→ **Problem to work on**:
Please print each record below exactly as it is written.
━━━ Material supplied
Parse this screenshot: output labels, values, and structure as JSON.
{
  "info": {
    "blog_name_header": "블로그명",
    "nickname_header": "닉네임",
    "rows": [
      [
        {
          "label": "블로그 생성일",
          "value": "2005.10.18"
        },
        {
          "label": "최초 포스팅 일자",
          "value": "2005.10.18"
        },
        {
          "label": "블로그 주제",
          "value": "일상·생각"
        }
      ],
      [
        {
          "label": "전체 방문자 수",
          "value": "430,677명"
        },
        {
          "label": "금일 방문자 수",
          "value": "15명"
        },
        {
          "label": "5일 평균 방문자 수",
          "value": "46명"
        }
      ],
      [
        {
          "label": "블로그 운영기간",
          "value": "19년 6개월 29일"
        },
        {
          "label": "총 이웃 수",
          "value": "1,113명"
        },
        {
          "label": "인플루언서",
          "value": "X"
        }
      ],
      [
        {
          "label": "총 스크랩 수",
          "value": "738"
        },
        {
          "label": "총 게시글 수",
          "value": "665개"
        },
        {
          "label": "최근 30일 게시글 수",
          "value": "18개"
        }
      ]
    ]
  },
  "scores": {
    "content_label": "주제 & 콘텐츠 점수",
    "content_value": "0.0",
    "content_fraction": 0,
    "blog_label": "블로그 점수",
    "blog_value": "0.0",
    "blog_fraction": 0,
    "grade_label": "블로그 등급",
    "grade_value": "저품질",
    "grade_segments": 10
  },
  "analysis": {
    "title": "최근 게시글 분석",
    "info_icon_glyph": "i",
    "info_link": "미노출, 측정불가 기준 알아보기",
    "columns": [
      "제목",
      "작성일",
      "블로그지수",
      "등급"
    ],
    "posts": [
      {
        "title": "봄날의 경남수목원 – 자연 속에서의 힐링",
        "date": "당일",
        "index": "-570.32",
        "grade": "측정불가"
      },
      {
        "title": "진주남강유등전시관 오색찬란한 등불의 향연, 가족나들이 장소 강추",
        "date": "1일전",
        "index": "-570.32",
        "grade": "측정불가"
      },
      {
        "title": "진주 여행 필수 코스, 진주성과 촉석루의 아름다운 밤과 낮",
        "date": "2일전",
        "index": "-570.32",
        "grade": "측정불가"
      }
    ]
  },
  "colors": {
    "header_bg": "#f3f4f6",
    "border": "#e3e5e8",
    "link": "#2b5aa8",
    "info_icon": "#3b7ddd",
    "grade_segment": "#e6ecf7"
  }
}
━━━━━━
→ **Response for this exercise**:
Parse this screenshot: output labels, values, and structure as JSON.
{
  "info": {
    "blog_name_header": "블로그명",
    "nickname_header": "닉네임",
    "rows": [
      [
        {
          "label": "블로그 생성일",
          "value": "2005.10.18"
        },
        {
          "label": "최초 포스팅 일자",
          "value": "2005.10.18"
        },
        {
          "label": "블로그 주제",
          "value": "일상·생각"
        }
      ],
      [
        {
          "label": "전체 방문자 수",
          "value": "430,677명"
        },
        {
          "label": "금일 방문자 수",
          "value": "15명"
        },
        {
          "label": "5일 평균 방문자 수",
          "value": "46명"
        }
      ],
      [
        {
          "label": "블로그 운영기간",
          "value": "19년 6개월 29일"
        },
        {
          "label": "총 이웃 수",
          "value": "1,113명"
        },
        {
          "label": "인플루언서",
          "value": "X"
        }
      ],
      [
        {
          "label": "총 스크랩 수",
          "value": "738"
        },
        {
          "label": "총 게시글 수",
          "value": "665개"
        },
        {
          "label": "최근 30일 게시글 수",
          "value": "18개"
        }
      ]
    ]
  },
  "scores": {
    "content_label": "주제 & 콘텐츠 점수",
    "content_value": "0.0",
    "content_fraction": 0,
    "blog_label": "블로그 점수",
    "blog_value": "0.0",
    "blog_fraction": 0,
    "grade_label": "블로그 등급",
    "grade_value": "저품질",
    "grade_segments": 10
  },
  "analysis": {
    "title": "최근 게시글 분석",
    "info_icon_glyph": "i",
    "info_link": "미노출, 측정불가 기준 알아보기",
    "columns": [
      "제목",
      "작성일",
      "블로그지수",
      "등급"
    ],
    "posts": [
      {
        "title": "봄날의 경남수목원 – 자연 속에서의 힐링",
        "date": "당일",
        "index": "-570.32",
        "grade": "측정불가"
      },
      {
        "title": "진주남강유등전시관 오색찬란한 등불의 향연, 가족나들이 장소 강추",
        "date": "1일전",
        "index": "-570.32",
        "grade": "측정불가"
      },
      {
        "title": "진주 여행 필수 코스, 진주성과 촉석루의 아름다운 밤과 낮",
        "date": "2일전",
        "index": "-570.32",
        "grade": "측정불가"
      }
    ]
  },
  "colors": {
    "header_bg": "#f3f4f6",
    "border": "#e3e5e8",
    "link": "#2b5aa8",
    "info_icon": "#3b7ddd",
    "grade_segment": "#e6ecf7"
  }
}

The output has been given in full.